There are an estimated 35,616 coffee stores throughout the U.S., according to the Allegra World Coffee Portal. With this high number staring you in the face, it can be tempting to forgo your dream of starting up your own coffee shop and turn your hand to something that is a little less saturated. However, there is still money in coffee. After all, Americans drink, on average, 2 cups of coffee each day and takeout coffee is a growing trend. So, there’s no better time to finalize your business plan, hunt for premises, and consider your business insurance options.
Location is everything
Starbucks is the reigning coffee champion in America, with close to 15,000 chains dotted through the U.S, according to Statista. With thousands of other outlets across the country too, it’s essential that you choose a spot that is going to generate you the most amount of custom.

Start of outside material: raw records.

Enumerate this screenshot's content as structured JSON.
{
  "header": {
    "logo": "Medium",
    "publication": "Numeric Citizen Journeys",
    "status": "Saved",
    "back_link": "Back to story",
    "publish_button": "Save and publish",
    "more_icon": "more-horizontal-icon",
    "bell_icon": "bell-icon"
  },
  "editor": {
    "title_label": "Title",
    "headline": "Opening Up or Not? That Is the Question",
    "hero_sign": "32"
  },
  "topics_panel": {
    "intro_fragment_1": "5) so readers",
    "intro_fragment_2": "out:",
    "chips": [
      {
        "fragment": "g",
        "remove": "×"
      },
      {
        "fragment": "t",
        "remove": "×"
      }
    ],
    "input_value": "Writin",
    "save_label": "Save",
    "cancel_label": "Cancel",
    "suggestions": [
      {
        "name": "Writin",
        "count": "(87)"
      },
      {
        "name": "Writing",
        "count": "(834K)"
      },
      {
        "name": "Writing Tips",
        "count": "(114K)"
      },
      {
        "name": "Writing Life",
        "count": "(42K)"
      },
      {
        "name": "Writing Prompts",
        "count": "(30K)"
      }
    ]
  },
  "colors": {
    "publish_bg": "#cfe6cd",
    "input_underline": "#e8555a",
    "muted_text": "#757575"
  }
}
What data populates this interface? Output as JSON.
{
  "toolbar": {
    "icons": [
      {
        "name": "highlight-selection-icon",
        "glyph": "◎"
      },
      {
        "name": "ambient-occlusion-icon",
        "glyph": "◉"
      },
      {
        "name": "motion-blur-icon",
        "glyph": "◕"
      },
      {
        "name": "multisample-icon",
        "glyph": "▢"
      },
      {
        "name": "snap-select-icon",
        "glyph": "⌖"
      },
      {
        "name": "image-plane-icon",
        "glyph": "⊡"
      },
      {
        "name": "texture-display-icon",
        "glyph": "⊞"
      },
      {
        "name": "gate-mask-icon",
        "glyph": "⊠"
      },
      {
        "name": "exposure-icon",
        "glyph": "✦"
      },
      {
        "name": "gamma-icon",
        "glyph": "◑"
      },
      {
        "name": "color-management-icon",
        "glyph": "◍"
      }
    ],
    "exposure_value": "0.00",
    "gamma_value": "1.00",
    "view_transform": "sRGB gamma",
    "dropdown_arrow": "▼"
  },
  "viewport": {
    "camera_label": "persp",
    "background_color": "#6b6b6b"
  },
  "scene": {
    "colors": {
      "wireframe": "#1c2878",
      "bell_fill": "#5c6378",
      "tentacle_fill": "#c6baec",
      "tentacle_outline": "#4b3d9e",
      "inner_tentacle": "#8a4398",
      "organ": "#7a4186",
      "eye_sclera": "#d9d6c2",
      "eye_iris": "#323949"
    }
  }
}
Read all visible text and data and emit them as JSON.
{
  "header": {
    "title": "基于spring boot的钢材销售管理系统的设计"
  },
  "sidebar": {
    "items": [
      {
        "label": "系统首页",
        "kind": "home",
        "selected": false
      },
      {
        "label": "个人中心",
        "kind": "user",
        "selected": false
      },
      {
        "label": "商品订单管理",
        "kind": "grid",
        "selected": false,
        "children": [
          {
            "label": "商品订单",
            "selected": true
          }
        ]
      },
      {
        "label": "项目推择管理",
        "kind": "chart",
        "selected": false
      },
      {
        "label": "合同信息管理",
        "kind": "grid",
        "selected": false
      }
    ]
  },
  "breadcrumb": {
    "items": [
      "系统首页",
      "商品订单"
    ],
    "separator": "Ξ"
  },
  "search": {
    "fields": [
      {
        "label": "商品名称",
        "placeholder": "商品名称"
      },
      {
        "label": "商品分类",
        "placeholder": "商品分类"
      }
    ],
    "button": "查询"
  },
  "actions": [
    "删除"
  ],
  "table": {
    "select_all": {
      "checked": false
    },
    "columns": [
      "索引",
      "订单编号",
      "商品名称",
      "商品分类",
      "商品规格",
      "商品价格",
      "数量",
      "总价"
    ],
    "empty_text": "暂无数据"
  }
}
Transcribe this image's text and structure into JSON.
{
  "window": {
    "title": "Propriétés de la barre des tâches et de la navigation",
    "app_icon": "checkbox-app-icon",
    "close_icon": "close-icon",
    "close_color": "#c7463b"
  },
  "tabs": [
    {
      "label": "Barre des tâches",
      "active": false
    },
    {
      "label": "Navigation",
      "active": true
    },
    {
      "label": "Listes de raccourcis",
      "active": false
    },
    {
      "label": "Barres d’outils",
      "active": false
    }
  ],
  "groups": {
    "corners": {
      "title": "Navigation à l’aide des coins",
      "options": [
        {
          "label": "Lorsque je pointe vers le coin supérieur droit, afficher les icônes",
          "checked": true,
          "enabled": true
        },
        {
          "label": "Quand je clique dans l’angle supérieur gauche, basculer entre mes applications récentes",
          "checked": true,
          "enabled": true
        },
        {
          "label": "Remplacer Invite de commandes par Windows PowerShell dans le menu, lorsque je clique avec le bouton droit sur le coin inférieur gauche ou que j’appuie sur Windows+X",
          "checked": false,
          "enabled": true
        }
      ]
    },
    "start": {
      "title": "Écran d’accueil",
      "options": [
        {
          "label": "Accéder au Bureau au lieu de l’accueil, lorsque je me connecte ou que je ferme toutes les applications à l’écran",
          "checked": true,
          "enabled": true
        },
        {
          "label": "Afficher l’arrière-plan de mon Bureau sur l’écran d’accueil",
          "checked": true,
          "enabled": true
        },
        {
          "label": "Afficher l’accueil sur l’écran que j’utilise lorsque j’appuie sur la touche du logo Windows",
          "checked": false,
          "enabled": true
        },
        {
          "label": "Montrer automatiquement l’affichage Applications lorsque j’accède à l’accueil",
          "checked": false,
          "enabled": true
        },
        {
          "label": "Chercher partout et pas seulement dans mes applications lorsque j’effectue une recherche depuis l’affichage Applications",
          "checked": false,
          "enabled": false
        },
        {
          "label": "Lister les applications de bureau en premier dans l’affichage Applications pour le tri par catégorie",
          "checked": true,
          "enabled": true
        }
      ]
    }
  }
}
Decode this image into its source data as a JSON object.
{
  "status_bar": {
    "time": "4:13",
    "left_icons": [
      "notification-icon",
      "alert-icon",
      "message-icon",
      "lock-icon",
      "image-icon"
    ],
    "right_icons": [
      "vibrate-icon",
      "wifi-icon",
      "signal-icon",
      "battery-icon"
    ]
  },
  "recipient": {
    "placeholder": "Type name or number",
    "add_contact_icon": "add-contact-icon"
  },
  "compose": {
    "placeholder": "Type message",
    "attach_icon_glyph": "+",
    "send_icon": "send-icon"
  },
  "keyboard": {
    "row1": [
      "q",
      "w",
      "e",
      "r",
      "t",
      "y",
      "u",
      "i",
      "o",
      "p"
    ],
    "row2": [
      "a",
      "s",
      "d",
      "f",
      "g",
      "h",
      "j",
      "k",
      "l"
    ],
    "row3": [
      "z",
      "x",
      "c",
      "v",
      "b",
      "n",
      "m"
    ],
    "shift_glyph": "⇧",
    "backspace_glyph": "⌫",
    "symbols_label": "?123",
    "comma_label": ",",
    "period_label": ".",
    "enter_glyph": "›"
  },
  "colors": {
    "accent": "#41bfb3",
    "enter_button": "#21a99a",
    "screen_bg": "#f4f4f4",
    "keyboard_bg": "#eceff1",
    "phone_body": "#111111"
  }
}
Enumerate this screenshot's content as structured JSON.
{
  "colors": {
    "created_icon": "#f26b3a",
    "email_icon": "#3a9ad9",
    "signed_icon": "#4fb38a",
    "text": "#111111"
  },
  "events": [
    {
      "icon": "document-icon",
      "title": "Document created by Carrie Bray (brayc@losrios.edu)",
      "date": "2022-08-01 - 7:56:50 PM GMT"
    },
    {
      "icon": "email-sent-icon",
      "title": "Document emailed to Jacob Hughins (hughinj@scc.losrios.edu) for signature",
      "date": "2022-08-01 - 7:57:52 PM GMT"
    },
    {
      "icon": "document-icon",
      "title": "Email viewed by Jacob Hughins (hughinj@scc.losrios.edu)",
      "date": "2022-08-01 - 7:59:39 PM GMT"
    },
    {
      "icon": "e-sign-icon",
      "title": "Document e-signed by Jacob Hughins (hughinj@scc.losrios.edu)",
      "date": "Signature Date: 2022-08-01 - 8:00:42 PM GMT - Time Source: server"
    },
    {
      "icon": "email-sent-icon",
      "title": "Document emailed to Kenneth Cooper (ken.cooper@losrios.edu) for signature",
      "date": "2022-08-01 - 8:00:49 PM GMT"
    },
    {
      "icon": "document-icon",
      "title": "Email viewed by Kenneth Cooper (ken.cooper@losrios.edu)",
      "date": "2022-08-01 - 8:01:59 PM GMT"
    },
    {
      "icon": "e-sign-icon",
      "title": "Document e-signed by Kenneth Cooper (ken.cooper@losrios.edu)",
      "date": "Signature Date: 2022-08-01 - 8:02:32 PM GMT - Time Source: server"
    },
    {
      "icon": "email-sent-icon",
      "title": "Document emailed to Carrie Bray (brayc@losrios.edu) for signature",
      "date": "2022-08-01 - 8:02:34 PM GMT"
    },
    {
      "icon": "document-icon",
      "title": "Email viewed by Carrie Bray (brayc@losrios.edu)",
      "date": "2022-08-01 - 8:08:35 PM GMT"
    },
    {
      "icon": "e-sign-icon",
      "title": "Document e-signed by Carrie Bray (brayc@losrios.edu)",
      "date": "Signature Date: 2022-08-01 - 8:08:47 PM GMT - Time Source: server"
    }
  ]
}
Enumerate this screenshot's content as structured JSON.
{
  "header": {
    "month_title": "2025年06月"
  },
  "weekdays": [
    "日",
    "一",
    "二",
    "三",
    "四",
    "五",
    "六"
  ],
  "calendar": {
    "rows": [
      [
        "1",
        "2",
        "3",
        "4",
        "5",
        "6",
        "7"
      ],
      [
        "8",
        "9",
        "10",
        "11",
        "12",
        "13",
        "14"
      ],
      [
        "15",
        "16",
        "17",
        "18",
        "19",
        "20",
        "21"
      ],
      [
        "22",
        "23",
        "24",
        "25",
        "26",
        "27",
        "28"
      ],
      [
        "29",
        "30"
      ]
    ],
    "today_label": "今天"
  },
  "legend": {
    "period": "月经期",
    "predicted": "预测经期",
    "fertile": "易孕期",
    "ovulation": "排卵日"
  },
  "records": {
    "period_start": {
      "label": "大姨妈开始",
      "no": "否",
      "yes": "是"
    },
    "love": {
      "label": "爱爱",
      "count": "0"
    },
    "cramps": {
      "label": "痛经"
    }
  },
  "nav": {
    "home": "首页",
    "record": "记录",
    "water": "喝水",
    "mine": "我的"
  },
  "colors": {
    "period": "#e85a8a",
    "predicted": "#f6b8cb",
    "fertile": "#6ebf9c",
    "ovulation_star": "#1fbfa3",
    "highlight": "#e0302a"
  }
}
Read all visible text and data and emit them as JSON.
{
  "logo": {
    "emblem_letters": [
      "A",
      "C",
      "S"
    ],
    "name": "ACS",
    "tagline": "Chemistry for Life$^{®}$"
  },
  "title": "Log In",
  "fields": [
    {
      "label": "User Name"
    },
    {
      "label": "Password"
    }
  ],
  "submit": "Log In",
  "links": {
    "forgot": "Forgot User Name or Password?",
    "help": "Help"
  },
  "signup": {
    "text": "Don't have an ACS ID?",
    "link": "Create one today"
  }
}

Coffee shops are increasingly being used by freelance and gig economy workers who want to get out of their house and into an environment with a lively atmosphere that serves great coffee. Meanwhile, office workers love nothing more than to grab a cup of coffee on the way to work. You can’t forget the groups of friends who regularly meet up for coffee and a chat, either. As such, you need to source a prime location that is accessible for all these groups of people. Typically, this means securing premises in the city or in major towns close to office complexes and malls.
The one thing to consider with this is that rental prices in these areas are more expensive. Figures from Peer Space show that commercial premises in a mall cost between $18 and $30 per square foot. But, just a few miles away, you can to rent a commercial property for your coffee business for up to half of this.
You mustn’t forget the importance of Commercial Property insurance, either. In some cases, your landlord may foot the bill for the insurance of the physical building, but coverage for the contents in the building will most likely be down to you.
You should always weigh the pros and cons of securing a prime spot and its associated insurance costs, and if you have any concerns that you’ll be unable to afford them, opt for the best premises you can find in the best location possible instead. You can then use some of the cash you’ve saved by promoting your coffee business to your target market with leaflets, special discounts, on social media, and by popping into local businesses with tasty samples of your finest coffee.
Don’t skimp on quality
Americans are increasingly selecting gourmet coffee when ordering their favorite beverage. The latest annual National Coffee Association USA (NCA) survey reveals that 61% of coffee consumers have opted for a gourmet selection - the highest recorded figure. A spokesperson for the NCA advises that gourmet coffee comes with a cupping score of 80 or above.
There’s no need to splurge on fair trade varieties, though. Fair trade is usually more expensive due to it having a set minimum price of $1.40 per pound for arabica coffee beans. But as research shows that fair trade coffee isn’t always good quality and coffee farmers, particularly smaller-scale ones, don’t financially benefit, it’s not necessarily worth spending extra on these types of coffee beans. Instead, look for beans that provide a balance of acidity, sweetness, and bitterness and are affordable.
When contacted about what makes quality coffee, Chris Vigilante the founder of Vigilante Coffee advised that “A great farmer makes a great cup of coffee. The hard work takes place at the farm level. All we do as roasters is try not to mess up the end game. Additionally, a barista, the last step in the supply chain, is immensely important. Without their attention and dedication to detail, a great coffee may be brewed improperly causing all that hard work to be for nothing.”
Offer added extras
Coffee lovers don’t just want a cup of good quality coffee when they step into a coffee shop. They want the option to spoil themselves with tasty treats, too. According to Order Nova, bakery sales will increase by an average of 5.5% every year up until 2021. It’s therefore highly recommended that you offer sweet pastries and slices of cake to your customers. Not only will this increase the average spend per customer, but it will also boost your profit margins.
For example, Fast Food Menu Prices states that a chocolate chip cookie from Starbucks costs $1.95. Yet, it’s possible to make an entire batch for less than $5.00, according to Chief Mom Officer, meaning you’ve only got to sell 3 to start making a profit. But if you are going to increase your food options and bring in more machinery and tools to assist with making and storing them, make sure every item is covered by your insurance.
There’s no need to feel concerned about starting your own coffee shop. Despite there being thousands of coffee stores already, demand is growing and consumers want as much choice and variety as possible. Therefore, by carefully choosing your location, offering only the best quality coffee, and providing plenty of tasty extras to your customers, your coffee shop will become an established and successful business in your community in no time at all.
Amy Fletcher is a freelance writer and researcher with a keen interest in the coffee industry. In recent years she has written for various online magazines, journals, and blogs. When she's not writing she enjoys long walks with her daughter and two dogs.